In 2009, before the implementation of RTE, overall 848 minority certifications were issued but in the subsequent years, the numbers rose significantly, 1122 in 2010, 1656 in 2011 and 1966 in 2012. By today around 11384 minority certifications have been provided to institutes throughout the country. Simply put, 11384 educational institutions are free to function as they wish and are being funded as well.

11-Judge Bench of the Supreme Court of India in the, T.M.A. Pai, 1 Foundation v. State of Karnataka,1 stated:

Article 30 is a special right conferred on the religious and linguistic minorities because of their numerical handicap and to instill in them a sense of security and confidence, even though the minorities cannot be per se regarded as weaker sections or underprivileged segments of the society.

The very simple question that arises here is about the rights of the students who fail to get admissions in these institutions even after securing better scores against the students of the minority. How can that be justified as a sense of security, confidence and equality when one is being treated unfair over the other based on his caste, class, religion or language?

Another Supreme Court ruling in the case of T.M.A. Pai,2, the court observed that:

A minority institution does not cease to be so the moment grant-in-aid is received by the institution. An aided minority educational institution, therefore, would be entitled to have the right of admission of students belonging to the minority group and at the same time, would be required to admit reasonable extent of non-minority students…

So basically, a huge amount of money is being spent on these 11384 institutions in the country by aiding them by the taxpayers money who happen to be the majority, when at the same time the scenario of the Indian education system has failed to provide quality education to the children due to lack of qualified teachers and infrastructure.
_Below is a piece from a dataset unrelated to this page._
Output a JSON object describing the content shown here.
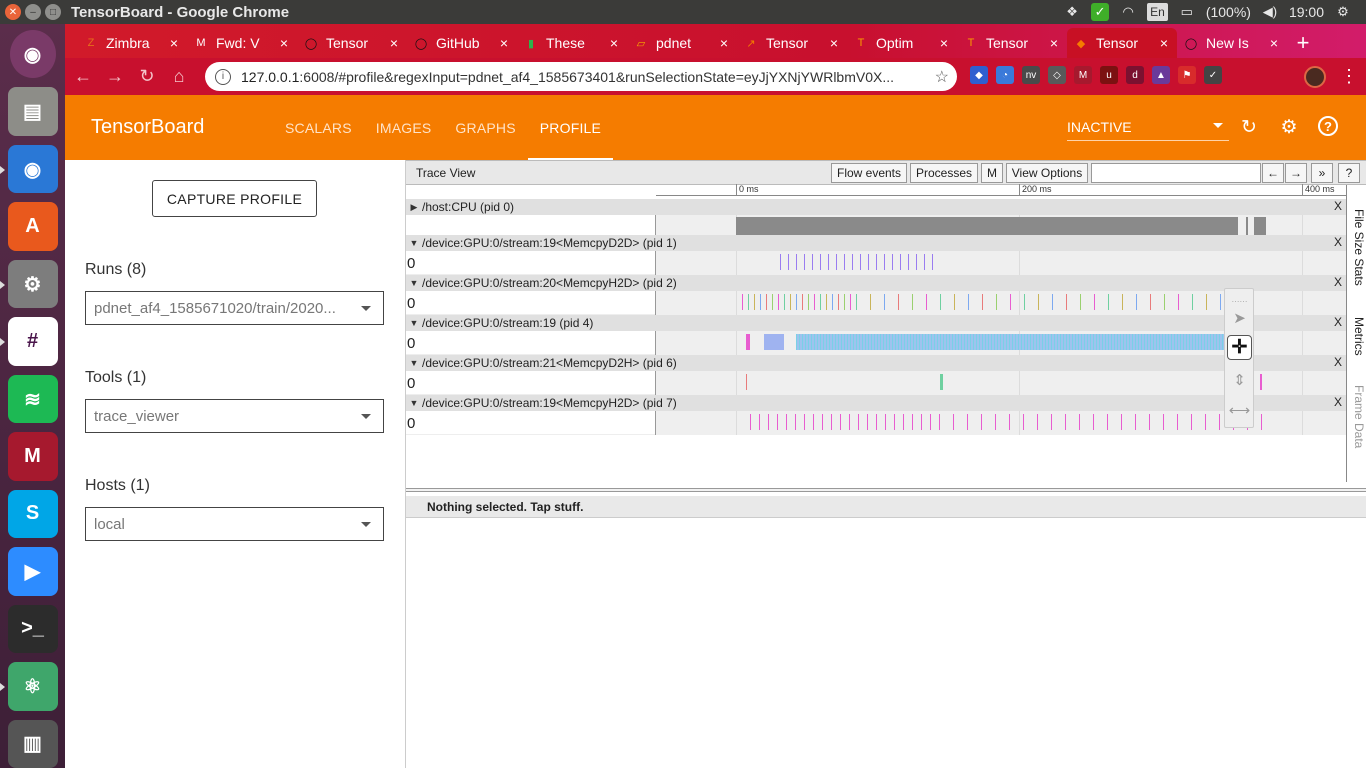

Again, how does one justify such disparity in education? What happens to the students who are not minority, where would they go when quality education in India is limited to a reserved society or for those who can afford it, be it basic education or higher education. Won’t that discourage the students?  

Here’s what the Article 30(1) and Article 29(1) of the Indian Constitution says about minority institutions

In Article 30

(1) All minorities, whether based on religion or language, shall have the right to establish and administer educational institutions of their choice
(1A) In making any law providing for the compulsory acquisition of any property of an educational institution established and administered by a minority, referred to in clause ( 1 ), the State shall ensure that the amount fixed by or determined under such law for the acquisition of such property is such as would not restrict or abrogate the right guaranteed under that clause


In Article 29 (1)

  Any section of the citizens residing in the territory of India or any part thereof having a distinct language, script or culture of its own shall have the right to conserve the same

It is clear from the above articles that the idea of minority institutions is to preserve the culture, literature and art of the minority in the country, but how far is it relevant for these institutions to grow at such a rapid scale and what are the procedures to validate that they are doing their jobs rightly? To put it plainly, it’s hard to point out how many of these institutes are positively using their rights for the betterment of the society. How would anyone know if their certification and exemption from RTE is justifiable over the victimized education system in our country?